There’s something primal, skillful and undeniably enjoyable about hunting. Weapons are integral elements of a hunter’s repertoire, so to get a perspective on hunting knives, the Cutting Edge spoke with Lisa Jane, better known as the Writing Huntress. Lisa loves hunting, has a writing degree from Niagara University and runs a fantastic blog about her hunting experiences called Hunt Like You’re Hungry, which I highly recommend you check out.
Here’s part of our interview with Lisa.
What do you love about hunting?
I adore the way an opaque stretch of woods magically turns into a different world after sunrise. I love the adrenaline rush that accompanies the sudden appearance of a strutting tom, an elusive deer or highflying duck. I esteem the sense of camaraderie of hunters, the way a community can be formed and held fast simply because the members live to hunt. Most of all, I love hunting because the feeling of providing food to my dinner table is unsurpassed.
What do you hunt?
I hunt anything I can legally kill in legal North Carolinian seasons. Currently, we’re in archery season for deer, which has been unfruitful thus far. I kill deer, duck, goose, and soon to be bear! I’ll try anything twice so let me know what else I should be hunting!
How important is it to have a knife while you’re on the hunt?
Knives are as important as guns or bows during a hunt for many reasons, but the main reason is field dressing. Without a proper knife, especially in North Carolina early seasons, meat can spoil and innards may rupture. Besides field dressing, knives are used constantly, whether they’re needed cutting camo netting for a blind, hewing small branches for a shot lane or for emergencies.
What are the traits of a good hunting knife?

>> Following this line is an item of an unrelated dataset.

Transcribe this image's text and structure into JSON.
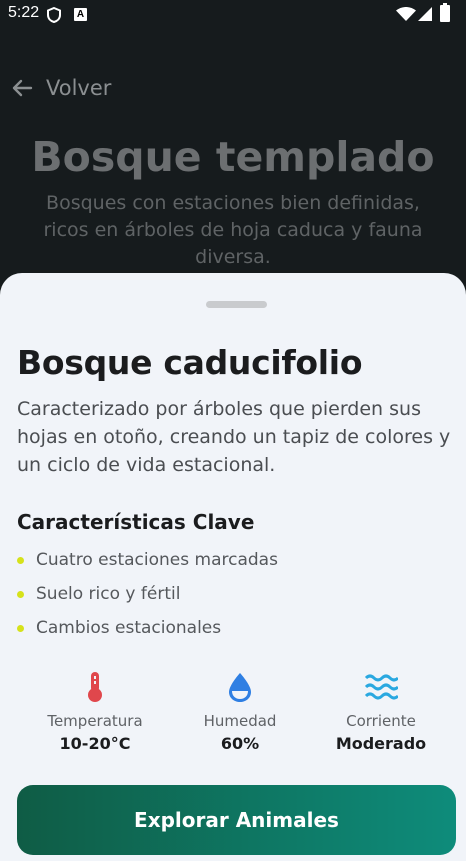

The key characteristic of a good hunting knife is durability. The knife needs to be able to last many seasons, without falling apart in a deer’s belly or getting lodged in a tree. Also, a great blade that can last many sharpenings without losing its razor-esque qualities is absolutely necessary. Personally, I would love a knife that cannot be lost. For some odd reason, I have lost both knives that I had owned previously and adored. If a company can create an ever-lasting, misplace-resistant knife, do let me know!
What advice would you give someone who’s thinking about buying a hunting knife?
I would advise the person to evaluate what kind of game he or she is buying the knife for. If you’re stalking large game, a small knife intended for rodent dressing will not be practical. Also, knowing what type of game will determine the style of knife. Will you want to cut cleanly through the hide or roughly get through layers of muscle and tissue? Do you need a hooked knife for waterfowl dressing? Personally, I am a big supporter of camo knives and those with non-slip handles. While the latter may be extremely practical, the first may be the primary reason why I can never find my knives once they’re lost.
What do you think is the best hunting knives?
Mike, my partner in crime, carries a Kershaw Ken Onion Leek, which he states is the “best knife I’ve ever owned.” I have used it for field dressing and I can’t disagree. The knife works extremely well for its size, consistently keeps a sharp edge and the assisted opening is extraordinarily advantageous when one needs a blade in a pinch.
There is also a knife that sits atop my bookcase. It never sees action anymore, but I’m sure it skinned its fair share of animals when my granddad wielded it. The box smells old and the pamphlets within tell a hunting tale that speaks to an era far surpassed. The knife, for all the years it has seen, still functions wonderfully. Maybe that is what should be searched for, a knife that exhibits all of the long-lasting, hardworking technologies of yore.
To read more about Lisa Jane’s (The Writing Huntress) hunting adventures, go to her site Hunt Like You’re Hungry.